Difficulty ☠

Rating ✫✫✫✫

*Note: All Ratings will be Out of 5*

I am starting with this one because it was the first series I read through, and I think it holds a lot of merit.

Japanese from Zero is a series written by a translator named George Trombley Jr and has a unique feature to it that I personally found helpful for learning. That feature would be how they introduce you to Japanese characters.

Each book focuses on a different part of the Japanese writing system. Book 1 focuses on Hiragana, Book 2 on Katakana, and books 3 and 4 on Kanji, while also teaching you the basics of Japanese grammar and vocabulary. The trick to it however is that instead of simply giving you the complete alphabet on page 1 and then writing the whole book in said characters, Japanese from Zero uses a progressive system. Each chapter introduces you to a new row or two of it’s alphabet, and then replaces ONLY those characters. What starts out as a book mostly written in Romaji (Japanese writing in English characters) ends up being almost all in Japanese by the end.

Each lesson builds on the previous like this, so it is best not to skip ahead, and the workbook portions of it are great for review including practice on writing out the characters with the proper stroke order as well as translation and conversation practice.

Now this book series is not perfect in itself. There are a few times they mess up on their own progressive system, introducing characters you have not learned yet that throws you off when you’re focused, as well I found it to not be very useful for learning pronunciation or casual conversations. Because it covers such a broad amount of information it can appear to move slowly and yet be somewhat overwhelming at the same time.

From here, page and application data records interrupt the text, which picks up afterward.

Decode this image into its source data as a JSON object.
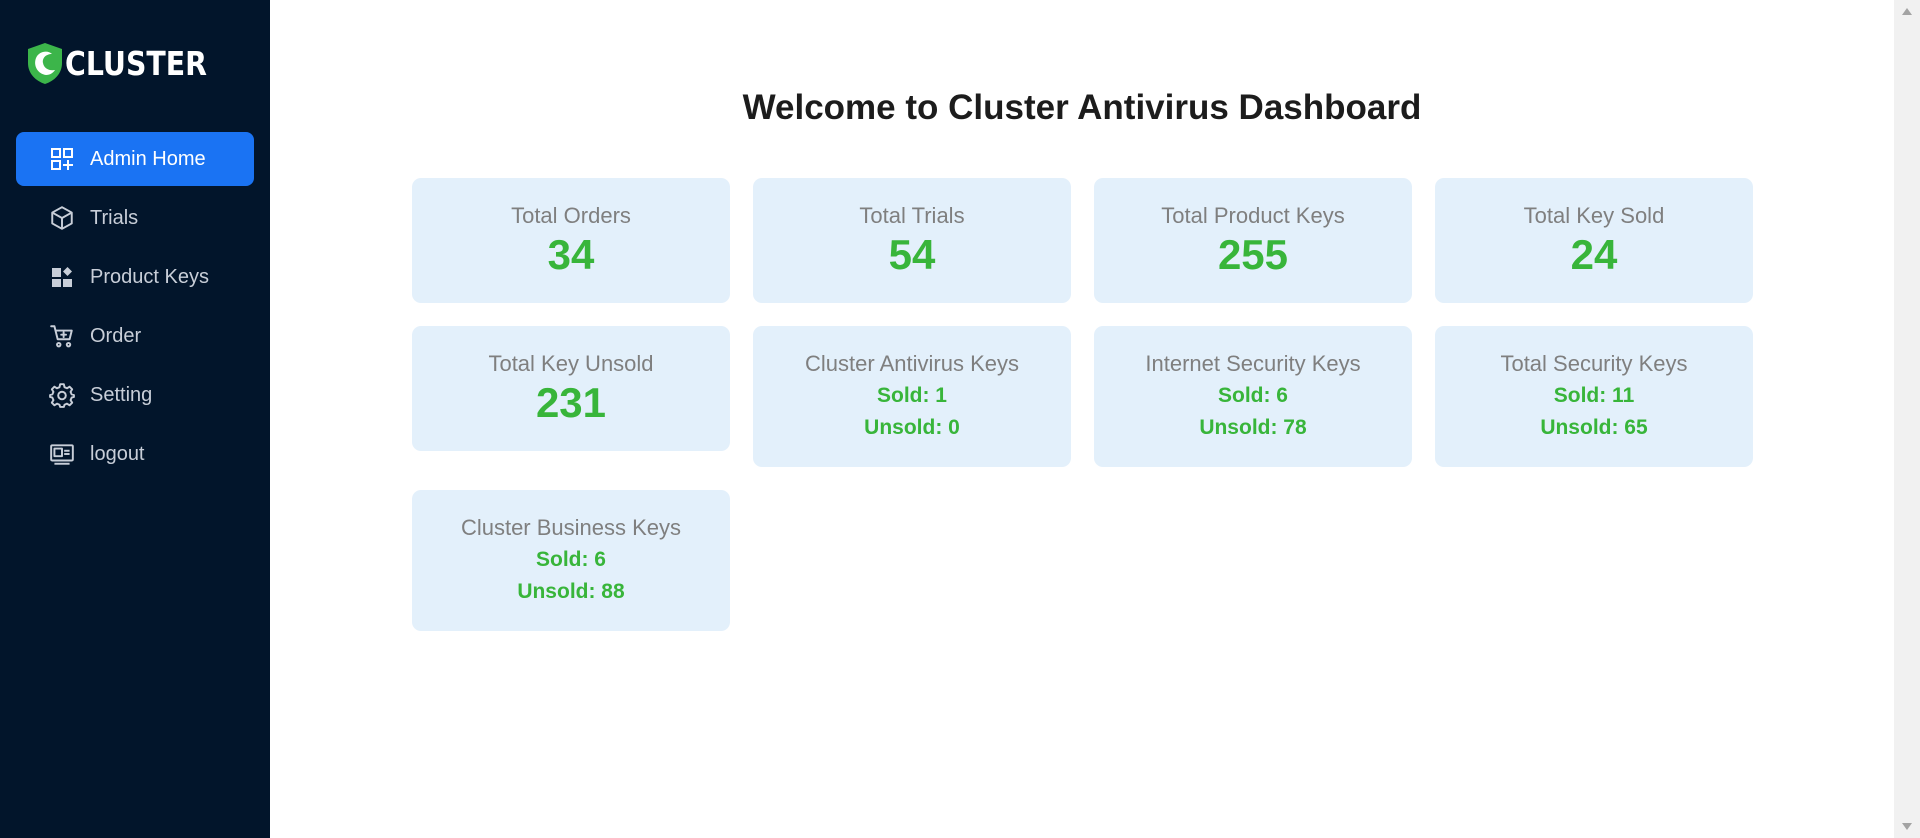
{
  "brand": {
    "name": "CLUSTER"
  },
  "sidebar": {
    "items": [
      {
        "label": "Admin Home",
        "icon": "dashboard-icon",
        "active": true
      },
      {
        "label": "Trials",
        "icon": "cube-icon",
        "active": false
      },
      {
        "label": "Product Keys",
        "icon": "widgets-icon",
        "active": false
      },
      {
        "label": "Order",
        "icon": "cart-icon",
        "active": false
      },
      {
        "label": "Setting",
        "icon": "gear-icon",
        "active": false
      },
      {
        "label": "logout",
        "icon": "logout-icon",
        "active": false
      }
    ]
  },
  "main": {
    "title": "Welcome to Cluster Antivirus Dashboard",
    "stats": [
      {
        "label": "Total Orders",
        "value": "34"
      },
      {
        "label": "Total Trials",
        "value": "54"
      },
      {
        "label": "Total Product Keys",
        "value": "255"
      },
      {
        "label": "Total Key Sold",
        "value": "24"
      },
      {
        "label": "Total Key Unsold",
        "value": "231"
      }
    ],
    "products": [
      {
        "label": "Cluster Antivirus Keys",
        "sold": "Sold: 1",
        "unsold": "Unsold: 0"
      },
      {
        "label": "Internet Security Keys",
        "sold": "Sold: 6",
        "unsold": "Unsold: 78"
      },
      {
        "label": "Total Security Keys",
        "sold": "Sold: 11",
        "unsold": "Unsold: 65"
      },
      {
        "label": "Cluster Business Keys",
        "sold": "Sold: 6",
        "unsold": "Unsold: 88"
      }
    ]
  },
  "colors": {
    "sidebar_bg": "#02152b",
    "active_item": "#1a73f3",
    "card_bg": "#e3f0fb",
    "value_green": "#38b53a"
  }
}
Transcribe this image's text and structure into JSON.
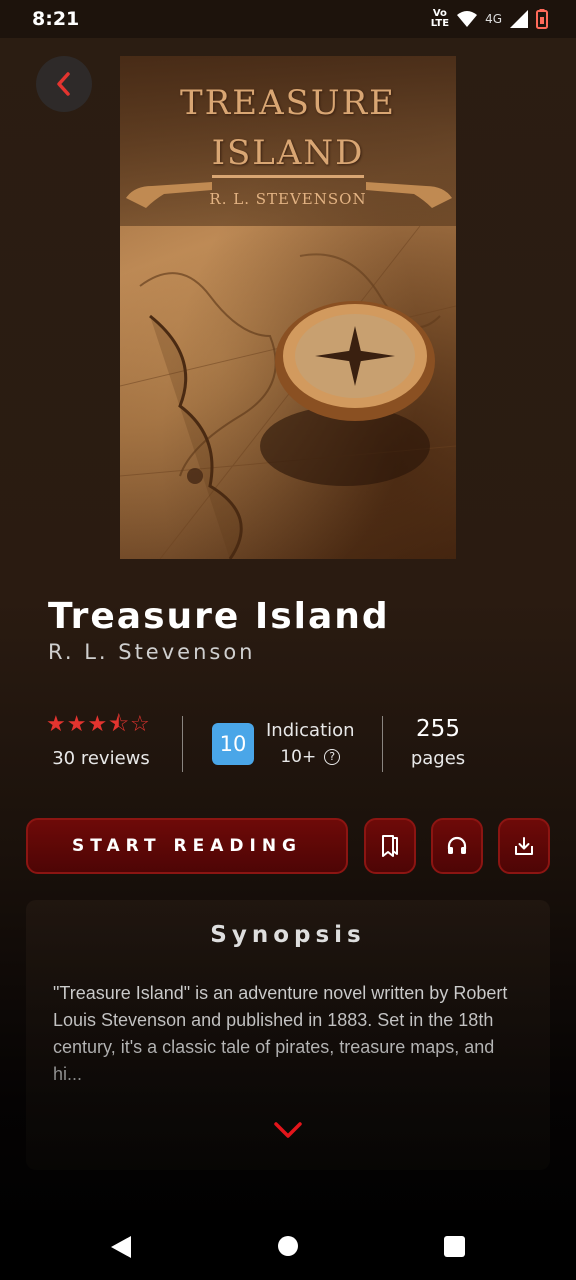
{
  "status_bar": {
    "time": "8:21",
    "volte_top": "Vo",
    "volte_bottom": "LTE",
    "network": "4G"
  },
  "book": {
    "cover_title_line1": "Treasure",
    "cover_title_line2": "Island",
    "cover_author": "R. L. Stevenson",
    "title": "Treasure Island",
    "author": "R. L. Stevenson"
  },
  "stats": {
    "rating": 3.5,
    "rating_max": 5,
    "stars": [
      "★",
      "★",
      "★",
      "⯪",
      "☆"
    ],
    "reviews": "30 reviews",
    "age_badge": "10",
    "indication_label": "Indication",
    "indication_age": "10+",
    "help_glyph": "?",
    "pages_count": "255",
    "pages_label": "pages"
  },
  "actions": {
    "start_label": "START READING",
    "bookmark_icon": "bookmark-icon",
    "audio_icon": "headphones-icon",
    "download_icon": "download-icon"
  },
  "synopsis": {
    "title": "Synopsis",
    "text": "\"Treasure Island\" is an adventure novel written by Robert Louis Stevenson and published in 1883. Set in the 18th century, it's a classic tale of pirates, treasure maps, and hi..."
  },
  "colors": {
    "accent": "#e3342f",
    "button": "#5e0807",
    "badge": "#4aa6e8"
  }
}
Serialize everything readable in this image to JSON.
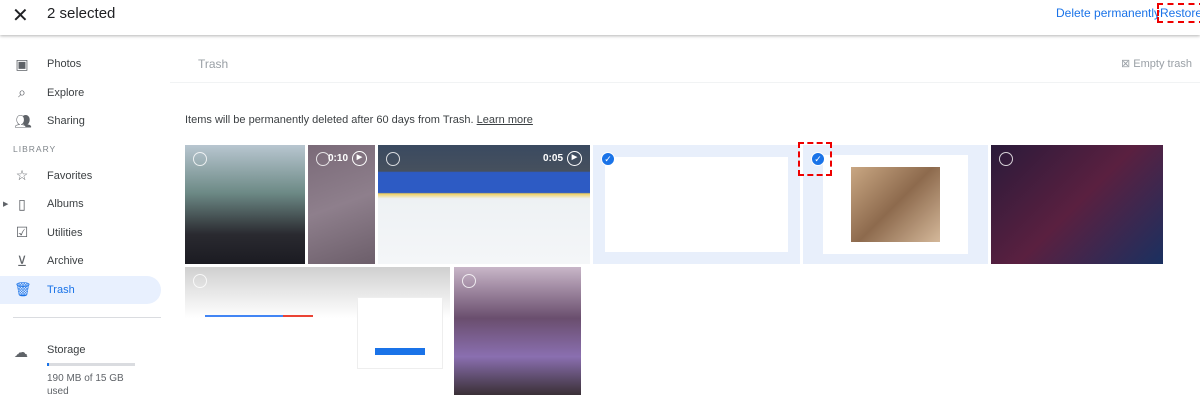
{
  "header": {
    "selected_count": "2 selected",
    "delete_label": "Delete permanently",
    "restore_label": "Restore"
  },
  "sidebar": {
    "items": [
      {
        "label": "Photos",
        "icon": "photo-icon"
      },
      {
        "label": "Explore",
        "icon": "search-icon"
      },
      {
        "label": "Sharing",
        "icon": "people-icon"
      }
    ],
    "library_header": "LIBRARY",
    "library_items": [
      {
        "label": "Favorites",
        "icon": "star-icon"
      },
      {
        "label": "Albums",
        "icon": "album-icon"
      },
      {
        "label": "Utilities",
        "icon": "utilities-icon"
      },
      {
        "label": "Archive",
        "icon": "archive-icon"
      },
      {
        "label": "Trash",
        "icon": "trash-icon"
      }
    ],
    "storage": {
      "label": "Storage",
      "usage": "190 MB of 15 GB used",
      "fraction": 0.013
    }
  },
  "main": {
    "title": "Trash",
    "empty_trash": "Empty trash",
    "notice": "Items will be permanently deleted after 60 days from Trash.",
    "learn_more": "Learn more",
    "videos": {
      "v1": "0:10",
      "v2": "0:05"
    }
  },
  "colors": {
    "accent": "#1a73e8",
    "highlight": "#e00000"
  }
}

That being said, while it is not the best as a one and only text book, but if you want to focus on improving your written Japanese, I can think of no series that does it better!